But he said there is also support for energy-intensive industries to decarbonise and improve, and that building a carbon capture storage around Drax would be an example of a beneficial move.
The creation of this new body has the support of the Yorkshire and Humber Leaders Board and the region’s 22 councils.
It comes as it was announced a green tech project in the Humber has been awarded more than £21m to turn the region into a net zero cluster by 2040.
The Zero Carbon Humber Partnership will recieve the funding from the Government’s Industrial Decarbonisation Challenge to deliver H2H Saltend, one of the world’s first at-scale low carbon hydrogen production plants on the north bank of the Humber.

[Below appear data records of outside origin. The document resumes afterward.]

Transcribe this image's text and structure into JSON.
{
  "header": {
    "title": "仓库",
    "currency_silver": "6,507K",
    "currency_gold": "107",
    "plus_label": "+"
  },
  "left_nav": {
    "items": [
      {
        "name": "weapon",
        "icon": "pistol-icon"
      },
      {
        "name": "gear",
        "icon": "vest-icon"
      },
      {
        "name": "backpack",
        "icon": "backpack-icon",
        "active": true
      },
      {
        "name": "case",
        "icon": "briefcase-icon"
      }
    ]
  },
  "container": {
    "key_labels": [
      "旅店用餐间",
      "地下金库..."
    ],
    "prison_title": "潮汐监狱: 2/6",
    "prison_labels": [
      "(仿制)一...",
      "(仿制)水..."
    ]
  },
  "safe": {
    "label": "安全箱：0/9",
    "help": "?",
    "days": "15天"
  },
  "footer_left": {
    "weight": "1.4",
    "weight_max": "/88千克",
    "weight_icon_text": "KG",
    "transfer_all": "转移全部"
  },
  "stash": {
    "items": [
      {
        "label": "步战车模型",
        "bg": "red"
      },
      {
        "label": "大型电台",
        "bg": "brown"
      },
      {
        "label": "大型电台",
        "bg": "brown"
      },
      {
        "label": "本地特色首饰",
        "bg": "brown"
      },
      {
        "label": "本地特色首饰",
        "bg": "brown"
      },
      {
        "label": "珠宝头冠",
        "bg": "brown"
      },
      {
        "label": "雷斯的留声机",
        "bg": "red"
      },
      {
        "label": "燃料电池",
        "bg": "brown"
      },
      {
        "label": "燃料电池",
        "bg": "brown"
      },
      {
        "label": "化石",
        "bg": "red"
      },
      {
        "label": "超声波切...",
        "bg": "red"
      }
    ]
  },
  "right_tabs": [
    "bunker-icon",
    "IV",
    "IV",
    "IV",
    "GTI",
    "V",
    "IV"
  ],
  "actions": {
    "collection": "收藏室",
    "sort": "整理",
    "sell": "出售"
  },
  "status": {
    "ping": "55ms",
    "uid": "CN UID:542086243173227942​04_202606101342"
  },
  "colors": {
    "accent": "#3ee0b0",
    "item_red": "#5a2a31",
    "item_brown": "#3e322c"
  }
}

It will also provide CO2 and hydrogen pipelines enabling industrial sites and power stations to switch to hydrogen and/or capture and transport their emissions.
A further £12m will be awarded to project Humber Zero which plans to decarbonise the industrial complex at Immingham by creating a carbon capture and hydrogen hub, providing cost-effective and low carbon energy supply and storage opportunities to industry and the National Grid.
With the Humber region creating 40 per cent of the UK’s industrial emissions, these projects aim to capture 25m tonnes of carbon every year.
The commission will launch online from 6.30pm tonight, to register visit yorksandhumberclimate.org.uk/event/launch-yorkshire-and-humber-climate-commission